- **EXERCISE DETAILS**
Every record must be repeated exactly, with no omission.

[Dataset rows describing interfaces]

<<<<

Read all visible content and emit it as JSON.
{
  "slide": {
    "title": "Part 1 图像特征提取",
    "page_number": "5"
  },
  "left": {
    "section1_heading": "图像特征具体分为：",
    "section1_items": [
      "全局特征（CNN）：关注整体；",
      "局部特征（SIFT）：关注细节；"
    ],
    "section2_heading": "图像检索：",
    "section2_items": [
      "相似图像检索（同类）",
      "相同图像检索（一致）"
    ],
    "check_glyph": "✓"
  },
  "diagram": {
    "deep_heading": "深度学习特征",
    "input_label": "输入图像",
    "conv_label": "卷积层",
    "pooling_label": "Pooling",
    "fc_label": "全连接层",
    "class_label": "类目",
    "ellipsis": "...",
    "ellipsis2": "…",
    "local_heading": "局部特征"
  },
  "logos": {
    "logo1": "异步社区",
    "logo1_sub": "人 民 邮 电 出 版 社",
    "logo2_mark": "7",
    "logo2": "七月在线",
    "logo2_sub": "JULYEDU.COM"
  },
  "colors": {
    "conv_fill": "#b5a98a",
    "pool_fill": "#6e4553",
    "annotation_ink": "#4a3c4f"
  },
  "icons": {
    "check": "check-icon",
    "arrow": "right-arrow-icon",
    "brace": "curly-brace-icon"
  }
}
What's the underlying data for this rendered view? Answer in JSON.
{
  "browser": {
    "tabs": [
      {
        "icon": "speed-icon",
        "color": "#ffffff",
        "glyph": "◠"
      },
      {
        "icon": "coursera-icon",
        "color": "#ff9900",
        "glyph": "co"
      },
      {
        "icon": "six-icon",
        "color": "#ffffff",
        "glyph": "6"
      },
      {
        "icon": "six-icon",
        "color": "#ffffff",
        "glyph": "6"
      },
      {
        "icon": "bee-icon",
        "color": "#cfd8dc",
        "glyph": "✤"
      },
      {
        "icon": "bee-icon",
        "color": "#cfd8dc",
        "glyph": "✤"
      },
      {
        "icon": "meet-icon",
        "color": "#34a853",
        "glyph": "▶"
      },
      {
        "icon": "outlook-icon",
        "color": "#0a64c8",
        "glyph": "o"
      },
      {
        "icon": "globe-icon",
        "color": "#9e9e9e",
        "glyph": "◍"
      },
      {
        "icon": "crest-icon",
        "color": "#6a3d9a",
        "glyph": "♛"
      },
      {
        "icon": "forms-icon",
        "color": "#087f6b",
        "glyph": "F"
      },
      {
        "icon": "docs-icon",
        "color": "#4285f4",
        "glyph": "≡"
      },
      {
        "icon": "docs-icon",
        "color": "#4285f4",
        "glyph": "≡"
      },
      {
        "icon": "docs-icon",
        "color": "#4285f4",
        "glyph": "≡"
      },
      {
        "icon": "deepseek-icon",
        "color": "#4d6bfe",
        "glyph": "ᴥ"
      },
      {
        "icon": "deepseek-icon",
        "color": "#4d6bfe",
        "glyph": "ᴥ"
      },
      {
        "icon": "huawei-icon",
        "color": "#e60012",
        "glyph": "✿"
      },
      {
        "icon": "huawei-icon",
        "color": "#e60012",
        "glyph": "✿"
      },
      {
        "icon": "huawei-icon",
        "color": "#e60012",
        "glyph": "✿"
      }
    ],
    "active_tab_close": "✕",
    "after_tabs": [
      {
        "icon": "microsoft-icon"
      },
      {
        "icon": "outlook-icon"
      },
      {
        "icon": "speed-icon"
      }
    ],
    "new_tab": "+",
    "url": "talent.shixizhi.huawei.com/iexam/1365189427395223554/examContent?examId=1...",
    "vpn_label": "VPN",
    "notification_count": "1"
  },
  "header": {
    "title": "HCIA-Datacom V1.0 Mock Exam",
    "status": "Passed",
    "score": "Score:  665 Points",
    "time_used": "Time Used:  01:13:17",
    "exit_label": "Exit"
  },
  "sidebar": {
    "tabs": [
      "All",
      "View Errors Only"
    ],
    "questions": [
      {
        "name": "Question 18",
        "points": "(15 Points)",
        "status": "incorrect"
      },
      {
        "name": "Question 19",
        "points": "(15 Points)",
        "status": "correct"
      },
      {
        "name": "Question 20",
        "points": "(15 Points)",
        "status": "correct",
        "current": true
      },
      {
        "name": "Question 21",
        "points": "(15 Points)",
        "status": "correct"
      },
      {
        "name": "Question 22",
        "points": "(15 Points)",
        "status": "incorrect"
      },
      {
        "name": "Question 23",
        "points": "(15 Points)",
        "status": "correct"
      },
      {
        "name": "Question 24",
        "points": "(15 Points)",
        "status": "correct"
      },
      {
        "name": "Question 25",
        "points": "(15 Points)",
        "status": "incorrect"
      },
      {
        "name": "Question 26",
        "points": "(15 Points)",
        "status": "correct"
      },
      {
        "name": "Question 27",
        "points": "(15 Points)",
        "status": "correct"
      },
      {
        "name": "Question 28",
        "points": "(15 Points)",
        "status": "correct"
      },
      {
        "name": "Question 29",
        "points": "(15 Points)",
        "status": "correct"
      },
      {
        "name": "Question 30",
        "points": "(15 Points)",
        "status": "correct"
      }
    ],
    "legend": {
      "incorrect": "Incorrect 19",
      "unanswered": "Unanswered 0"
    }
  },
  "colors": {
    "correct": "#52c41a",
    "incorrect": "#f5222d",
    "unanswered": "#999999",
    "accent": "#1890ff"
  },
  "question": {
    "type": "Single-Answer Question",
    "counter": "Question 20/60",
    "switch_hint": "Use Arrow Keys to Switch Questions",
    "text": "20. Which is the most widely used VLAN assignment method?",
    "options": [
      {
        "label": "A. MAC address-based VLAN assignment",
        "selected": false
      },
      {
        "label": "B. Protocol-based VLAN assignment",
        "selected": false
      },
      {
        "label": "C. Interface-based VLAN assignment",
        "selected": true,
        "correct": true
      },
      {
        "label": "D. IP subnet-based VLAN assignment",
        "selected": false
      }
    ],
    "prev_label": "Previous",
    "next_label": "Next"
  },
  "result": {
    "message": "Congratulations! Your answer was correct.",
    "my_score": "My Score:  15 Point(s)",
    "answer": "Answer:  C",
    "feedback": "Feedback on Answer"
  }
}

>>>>

- **ANSWER SPACE**
Read all visible content and emit it as JSON.
{
  "slide": {
    "title": "Part 1 图像特征提取",
    "page_number": "5"
  },
  "left": {
    "section1_heading": "图像特征具体分为：",
    "section1_items": [
      "全局特征（CNN）：关注整体；",
      "局部特征（SIFT）：关注细节；"
    ],
    "section2_heading": "图像检索：",
    "section2_items": [
      "相似图像检索（同类）",
      "相同图像检索（一致）"
    ],
    "check_glyph": "✓"
  },
  "diagram": {
    "deep_heading": "深度学习特征",
    "input_label": "输入图像",
    "conv_label": "卷积层",
    "pooling_label": "Pooling",
    "fc_label": "全连接层",
    "class_label": "类目",
    "ellipsis": "...",
    "ellipsis2": "…",
    "local_heading": "局部特征"
  },
  "logos": {
    "logo1": "异步社区",
    "logo1_sub": "人 民 邮 电 出 版 社",
    "logo2_mark": "7",
    "logo2": "七月在线",
    "logo2_sub": "JULYEDU.COM"
  },
  "colors": {
    "conv_fill": "#b5a98a",
    "pool_fill": "#6e4553",
    "annotation_ink": "#4a3c4f"
  },
  "icons": {
    "check": "check-icon",
    "arrow": "right-arrow-icon",
    "brace": "curly-brace-icon"
  }
}
What's the underlying data for this rendered view? Answer in JSON.
{
  "browser": {
    "tabs": [
      {
        "icon": "speed-icon",
        "color": "#ffffff",
        "glyph": "◠"
      },
      {
        "icon": "coursera-icon",
        "color": "#ff9900",
        "glyph": "co"
      },
      {
        "icon": "six-icon",
        "color": "#ffffff",
        "glyph": "6"
      },
      {
        "icon": "six-icon",
        "color": "#ffffff",
        "glyph": "6"
      },
      {
        "icon": "bee-icon",
        "color": "#cfd8dc",
        "glyph": "✤"
      },
      {
        "icon": "bee-icon",
        "color": "#cfd8dc",
        "glyph": "✤"
      },
      {
        "icon": "meet-icon",
        "color": "#34a853",
        "glyph": "▶"
      },
      {
        "icon": "outlook-icon",
        "color": "#0a64c8",
        "glyph": "o"
      },
      {
        "icon": "globe-icon",
        "color": "#9e9e9e",
        "glyph": "◍"
      },
      {
        "icon": "crest-icon",
        "color": "#6a3d9a",
        "glyph": "♛"
      },
      {
        "icon": "forms-icon",
        "color": "#087f6b",
        "glyph": "F"
      },
      {
        "icon": "docs-icon",
        "color": "#4285f4",
        "glyph": "≡"
      },
      {
        "icon": "docs-icon",
        "color": "#4285f4",
        "glyph": "≡"
      },
      {
        "icon": "docs-icon",
        "color": "#4285f4",
        "glyph": "≡"
      },
      {
        "icon": "deepseek-icon",
        "color": "#4d6bfe",
        "glyph": "ᴥ"
      },
      {
        "icon": "deepseek-icon",
        "color": "#4d6bfe",
        "glyph": "ᴥ"
      },
      {
        "icon": "huawei-icon",
        "color": "#e60012",
        "glyph": "✿"
      },
      {
        "icon": "huawei-icon",
        "color": "#e60012",
        "glyph": "✿"
      },
      {
        "icon": "huawei-icon",
        "color": "#e60012",
        "glyph": "✿"
      }
    ],
    "active_tab_close": "✕",
    "after_tabs": [
      {
        "icon": "microsoft-icon"
      },
      {
        "icon": "outlook-icon"
      },
      {
        "icon": "speed-icon"
      }
    ],
    "new_tab": "+",
    "url": "talent.shixizhi.huawei.com/iexam/1365189427395223554/examContent?examId=1...",
    "vpn_label": "VPN",
    "notification_count": "1"
  },
  "header": {
    "title": "HCIA-Datacom V1.0 Mock Exam",
    "status": "Passed",
    "score": "Score:  665 Points",
    "time_used": "Time Used:  01:13:17",
    "exit_label": "Exit"
  },
  "sidebar": {
    "tabs": [
      "All",
      "View Errors Only"
    ],
    "questions": [
      {
        "name": "Question 18",
        "points": "(15 Points)",
        "status": "incorrect"
      },
      {
        "name": "Question 19",
        "points": "(15 Points)",
        "status": "correct"
      },
      {
        "name": "Question 20",
        "points": "(15 Points)",
        "status": "correct",
        "current": true
      },
      {
        "name": "Question 21",
        "points": "(15 Points)",
        "status": "correct"
      },
      {
        "name": "Question 22",
        "points": "(15 Points)",
        "status": "incorrect"
      },
      {
        "name": "Question 23",
        "points": "(15 Points)",
        "status": "correct"
      },
      {
        "name": "Question 24",
        "points": "(15 Points)",
        "status": "correct"
      },
      {
        "name": "Question 25",
        "points": "(15 Points)",
        "status": "incorrect"
      },
      {
        "name": "Question 26",
        "points": "(15 Points)",
        "status": "correct"
      },
      {
        "name": "Question 27",
        "points": "(15 Points)",
        "status": "correct"
      },
      {
        "name": "Question 28",
        "points": "(15 Points)",
        "status": "correct"
      },
      {
        "name": "Question 29",
        "points": "(15 Points)",
        "status": "correct"
      },
      {
        "name": "Question 30",
        "points": "(15 Points)",
        "status": "correct"
      }
    ],
    "legend": {
      "incorrect": "Incorrect 19",
      "unanswered": "Unanswered 0"
    }
  },
  "colors": {
    "correct": "#52c41a",
    "incorrect": "#f5222d",
    "unanswered": "#999999",
    "accent": "#1890ff"
  },
  "question": {
    "type": "Single-Answer Question",
    "counter": "Question 20/60",
    "switch_hint": "Use Arrow Keys to Switch Questions",
    "text": "20. Which is the most widely used VLAN assignment method?",
    "options": [
      {
        "label": "A. MAC address-based VLAN assignment",
        "selected": false
      },
      {
        "label": "B. Protocol-based VLAN assignment",
        "selected": false
      },
      {
        "label": "C. Interface-based VLAN assignment",
        "selected": true,
        "correct": true
      },
      {
        "label": "D. IP subnet-based VLAN assignment",
        "selected": false
      }
    ],
    "prev_label": "Previous",
    "next_label": "Next"
  },
  "result": {
    "message": "Congratulations! Your answer was correct.",
    "my_score": "My Score:  15 Point(s)",
    "answer": "Answer:  C",
    "feedback": "Feedback on Answer"
  }
}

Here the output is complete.